Despite having to create unique beauty looks for upwards of 35 runway shows a season, McGrath remains inspired by the process, telling British Vogue, “I’m influenced a lot by the fabrics I see, the colours that are in the collections and the girl's faces. It's always a challenge but that's the key - to make it different every time.”
Similarly, her wide range and seemingly boundless creativity has also lent her staying power. Enninful has praised her for her versatility and ability to do looks that range from couture to club kid scene.
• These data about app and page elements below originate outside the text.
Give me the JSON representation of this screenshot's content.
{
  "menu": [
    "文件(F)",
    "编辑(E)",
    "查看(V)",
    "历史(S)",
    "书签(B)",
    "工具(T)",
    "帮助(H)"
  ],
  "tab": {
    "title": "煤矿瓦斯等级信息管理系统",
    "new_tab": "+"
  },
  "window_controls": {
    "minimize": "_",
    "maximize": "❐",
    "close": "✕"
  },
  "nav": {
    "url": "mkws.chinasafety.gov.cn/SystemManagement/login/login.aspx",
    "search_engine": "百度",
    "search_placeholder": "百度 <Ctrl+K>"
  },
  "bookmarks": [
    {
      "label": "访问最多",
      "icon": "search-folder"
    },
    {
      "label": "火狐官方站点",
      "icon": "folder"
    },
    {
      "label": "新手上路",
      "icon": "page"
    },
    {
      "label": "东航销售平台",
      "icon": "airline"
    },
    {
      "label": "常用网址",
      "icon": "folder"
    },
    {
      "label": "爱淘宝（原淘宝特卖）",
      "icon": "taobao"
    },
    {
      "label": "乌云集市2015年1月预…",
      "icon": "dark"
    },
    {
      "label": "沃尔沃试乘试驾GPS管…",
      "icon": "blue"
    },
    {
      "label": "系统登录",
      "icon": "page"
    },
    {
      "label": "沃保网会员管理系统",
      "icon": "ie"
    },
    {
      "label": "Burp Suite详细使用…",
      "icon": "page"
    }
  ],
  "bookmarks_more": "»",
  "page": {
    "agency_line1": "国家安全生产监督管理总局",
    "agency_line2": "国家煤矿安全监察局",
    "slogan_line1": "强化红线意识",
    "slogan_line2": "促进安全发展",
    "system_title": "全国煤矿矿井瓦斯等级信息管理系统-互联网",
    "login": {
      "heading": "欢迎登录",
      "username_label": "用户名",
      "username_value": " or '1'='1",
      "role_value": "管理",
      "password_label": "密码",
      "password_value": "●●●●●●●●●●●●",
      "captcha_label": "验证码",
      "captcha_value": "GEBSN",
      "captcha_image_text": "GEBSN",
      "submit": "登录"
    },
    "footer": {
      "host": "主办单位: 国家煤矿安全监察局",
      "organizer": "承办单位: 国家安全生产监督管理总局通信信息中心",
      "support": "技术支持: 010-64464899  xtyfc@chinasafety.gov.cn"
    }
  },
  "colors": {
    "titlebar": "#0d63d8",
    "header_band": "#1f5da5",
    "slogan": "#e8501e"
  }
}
She is known for her ability to weave a dreamy, fantastical atmosphere into photoshoots and advertising campaigns, and for showing up with up to 20 boxes with which to work her magic.
Born and raised in Northampton, England, McGrath credits her Jamaican mother Jean for introducing her to the world of hair, makeup, and fashion. “She trained me, basically, to do the shows, right there... look at the pattern, check the fabrics, look for the make-up and begin,” she told journalist Sarah Mower in British Vogue in 2007. Time magazine also reported that McGrath’s mother would mix the pigments for her own makeup, as there were few options for dark skin at the time.
She has never been formally trained in fashion or makeup artistry, having only completed a foundation course in art at Northampton College. Her breakthrough came in the early 1990s, when she worked with Enninful, then fashion director of i-D magazine, on shoots for the youth magazine, working fluidly with her hands (she prefers them to brushes) and her keen eye for bold hues. McGrath has also developed a reputation for material experimentation, often attaching petals, feathers, pearls, and other ornaments on models.
In 2017, after releasing six limited-release collections, McGrath launched her first core range of makeup products including lipsticks, eyeshadow palettes and eye and lip pencils, which will be available all year round.